The coolest thing about this year’s performance is that it features a different local choir for their 56 performances during the season. Originally, the artistic team reached out to over 85 different choirs in communities in Rhode Island and southeastern Massachusetts. The choirs that are performing in the production this season are a mix of school, church, community, and college choirs.
The choirs are made up of a gamut of different individuals from all different types of backgrounds. Groups such as the Providence Gay Men’s Chorus to RPM Voices represent a local organization who teach and participate in the African American choral traditions.
For the performance on Nov. 30, an A capella group from the Gordon School, a private school in East Providence, performed wonderfully. The artistic team for A Christmas Carol actually had to modify the music in order to account for their adolescent voices. While the choir played a minimal role in the play itself, they had the chance to do their own “solo” during curtain call, which was a great addition.
For the past 12 years, the theater has always ended their performances with Scrooge coming before the audience and asking them to donate to the Rhode Island Community Food Bank. This idea came about back in 2006, when someone suggested that the production should bring to life Scrooge’s newfound sense of charity and kindness. This has been a major success for both the theater and organization, which has received more than $400,000 in contributions from theatergoers over the past decade.
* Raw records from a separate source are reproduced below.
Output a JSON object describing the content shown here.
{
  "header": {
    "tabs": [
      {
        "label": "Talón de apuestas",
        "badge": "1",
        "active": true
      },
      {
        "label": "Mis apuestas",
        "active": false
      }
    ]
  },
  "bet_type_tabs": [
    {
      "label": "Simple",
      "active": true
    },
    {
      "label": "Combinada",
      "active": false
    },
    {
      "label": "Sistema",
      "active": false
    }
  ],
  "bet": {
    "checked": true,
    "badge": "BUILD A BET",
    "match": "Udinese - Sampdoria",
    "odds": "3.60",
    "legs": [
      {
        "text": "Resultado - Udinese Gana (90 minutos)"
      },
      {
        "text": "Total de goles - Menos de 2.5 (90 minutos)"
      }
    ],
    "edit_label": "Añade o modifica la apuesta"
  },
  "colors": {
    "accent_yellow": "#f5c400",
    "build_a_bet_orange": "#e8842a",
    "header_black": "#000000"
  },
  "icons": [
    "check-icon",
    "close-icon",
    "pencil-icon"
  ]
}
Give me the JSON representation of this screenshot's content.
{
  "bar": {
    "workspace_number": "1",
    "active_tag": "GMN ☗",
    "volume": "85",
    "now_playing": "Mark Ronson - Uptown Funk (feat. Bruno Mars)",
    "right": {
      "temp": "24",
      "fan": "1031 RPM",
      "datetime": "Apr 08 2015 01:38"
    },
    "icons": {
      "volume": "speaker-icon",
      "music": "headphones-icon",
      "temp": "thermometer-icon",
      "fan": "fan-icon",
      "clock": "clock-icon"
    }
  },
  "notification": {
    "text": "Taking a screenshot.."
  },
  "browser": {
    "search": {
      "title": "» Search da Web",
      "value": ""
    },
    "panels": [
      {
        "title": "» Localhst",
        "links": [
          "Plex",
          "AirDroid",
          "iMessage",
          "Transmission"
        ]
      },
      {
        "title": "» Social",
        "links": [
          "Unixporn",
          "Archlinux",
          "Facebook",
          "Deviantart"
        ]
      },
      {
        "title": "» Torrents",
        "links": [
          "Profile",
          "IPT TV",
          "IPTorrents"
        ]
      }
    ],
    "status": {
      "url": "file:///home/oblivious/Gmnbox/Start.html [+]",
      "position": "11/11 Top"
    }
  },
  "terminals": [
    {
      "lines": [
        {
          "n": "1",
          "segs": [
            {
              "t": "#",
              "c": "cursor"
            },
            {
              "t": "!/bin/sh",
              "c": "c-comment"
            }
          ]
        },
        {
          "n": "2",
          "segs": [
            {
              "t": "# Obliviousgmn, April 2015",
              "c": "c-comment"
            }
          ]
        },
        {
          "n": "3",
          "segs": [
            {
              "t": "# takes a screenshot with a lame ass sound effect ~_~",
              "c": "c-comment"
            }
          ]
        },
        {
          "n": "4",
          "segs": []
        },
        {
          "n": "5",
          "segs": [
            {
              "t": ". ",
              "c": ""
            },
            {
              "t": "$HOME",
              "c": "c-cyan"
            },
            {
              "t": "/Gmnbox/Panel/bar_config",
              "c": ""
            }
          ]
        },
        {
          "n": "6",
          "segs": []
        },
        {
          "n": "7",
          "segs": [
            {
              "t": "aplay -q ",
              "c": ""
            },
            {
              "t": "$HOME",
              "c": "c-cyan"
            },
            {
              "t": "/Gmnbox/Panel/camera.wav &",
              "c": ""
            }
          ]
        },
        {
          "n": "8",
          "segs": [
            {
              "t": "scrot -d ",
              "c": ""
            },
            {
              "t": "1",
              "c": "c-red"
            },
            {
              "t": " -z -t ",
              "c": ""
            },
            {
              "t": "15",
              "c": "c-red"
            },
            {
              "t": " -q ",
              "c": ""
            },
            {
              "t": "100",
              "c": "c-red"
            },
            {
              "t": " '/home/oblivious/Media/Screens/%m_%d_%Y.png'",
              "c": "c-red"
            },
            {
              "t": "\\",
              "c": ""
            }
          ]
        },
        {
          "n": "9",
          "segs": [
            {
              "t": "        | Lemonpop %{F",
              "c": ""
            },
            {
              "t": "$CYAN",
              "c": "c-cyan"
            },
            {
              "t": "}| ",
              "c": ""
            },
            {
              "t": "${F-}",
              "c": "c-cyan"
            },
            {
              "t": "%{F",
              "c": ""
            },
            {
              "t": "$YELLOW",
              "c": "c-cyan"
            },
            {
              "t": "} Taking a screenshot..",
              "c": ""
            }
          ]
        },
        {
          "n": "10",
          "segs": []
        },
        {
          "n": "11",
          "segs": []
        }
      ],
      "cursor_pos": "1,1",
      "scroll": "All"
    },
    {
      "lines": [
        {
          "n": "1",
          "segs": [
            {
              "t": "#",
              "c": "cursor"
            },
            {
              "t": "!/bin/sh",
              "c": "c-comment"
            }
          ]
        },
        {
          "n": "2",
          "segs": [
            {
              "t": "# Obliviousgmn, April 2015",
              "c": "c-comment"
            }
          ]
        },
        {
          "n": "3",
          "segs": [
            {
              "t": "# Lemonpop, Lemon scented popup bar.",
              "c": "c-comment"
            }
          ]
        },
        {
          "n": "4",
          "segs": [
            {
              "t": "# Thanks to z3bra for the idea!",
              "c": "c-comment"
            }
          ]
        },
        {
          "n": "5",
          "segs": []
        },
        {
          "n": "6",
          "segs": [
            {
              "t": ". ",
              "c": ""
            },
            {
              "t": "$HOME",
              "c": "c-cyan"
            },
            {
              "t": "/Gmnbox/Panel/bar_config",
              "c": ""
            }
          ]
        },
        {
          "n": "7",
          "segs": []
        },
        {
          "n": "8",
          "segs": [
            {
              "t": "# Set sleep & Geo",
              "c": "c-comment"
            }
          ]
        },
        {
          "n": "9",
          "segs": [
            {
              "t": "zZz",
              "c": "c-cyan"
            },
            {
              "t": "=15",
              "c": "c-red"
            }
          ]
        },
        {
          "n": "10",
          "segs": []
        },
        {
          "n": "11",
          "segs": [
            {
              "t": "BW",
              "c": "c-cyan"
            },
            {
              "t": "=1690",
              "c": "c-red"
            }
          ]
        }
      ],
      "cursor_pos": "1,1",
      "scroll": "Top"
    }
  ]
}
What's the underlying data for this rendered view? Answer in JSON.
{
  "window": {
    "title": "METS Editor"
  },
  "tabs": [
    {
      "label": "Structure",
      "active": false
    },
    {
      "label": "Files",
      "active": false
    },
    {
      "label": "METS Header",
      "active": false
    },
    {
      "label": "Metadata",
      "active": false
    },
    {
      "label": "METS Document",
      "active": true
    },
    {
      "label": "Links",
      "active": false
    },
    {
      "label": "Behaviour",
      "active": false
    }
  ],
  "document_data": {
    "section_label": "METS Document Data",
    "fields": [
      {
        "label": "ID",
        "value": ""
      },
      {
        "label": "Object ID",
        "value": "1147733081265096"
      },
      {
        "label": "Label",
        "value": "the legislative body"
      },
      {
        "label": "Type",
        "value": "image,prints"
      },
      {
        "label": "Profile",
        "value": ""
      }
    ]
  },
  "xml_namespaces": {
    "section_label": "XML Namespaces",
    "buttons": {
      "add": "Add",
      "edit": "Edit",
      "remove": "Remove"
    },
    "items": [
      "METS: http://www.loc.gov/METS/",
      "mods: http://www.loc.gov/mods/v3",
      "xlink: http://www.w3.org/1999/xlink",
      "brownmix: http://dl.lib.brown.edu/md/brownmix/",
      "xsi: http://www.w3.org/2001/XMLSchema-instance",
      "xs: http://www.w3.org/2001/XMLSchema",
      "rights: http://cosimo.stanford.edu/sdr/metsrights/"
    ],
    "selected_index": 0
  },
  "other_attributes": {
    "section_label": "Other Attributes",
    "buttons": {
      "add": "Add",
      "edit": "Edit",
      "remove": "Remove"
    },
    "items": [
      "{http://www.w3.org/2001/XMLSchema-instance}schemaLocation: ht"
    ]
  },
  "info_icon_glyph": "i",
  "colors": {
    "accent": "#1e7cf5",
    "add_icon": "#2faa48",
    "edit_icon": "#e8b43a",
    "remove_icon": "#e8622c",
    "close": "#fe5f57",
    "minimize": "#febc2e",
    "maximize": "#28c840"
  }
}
Trinity Rep, which is located in downtown Providence, will be offering performances of A Christmas Carol until Dec. 30. Those interested can buy tickets on their website www.trinityrep.com or call their box office at (401)-351-4242.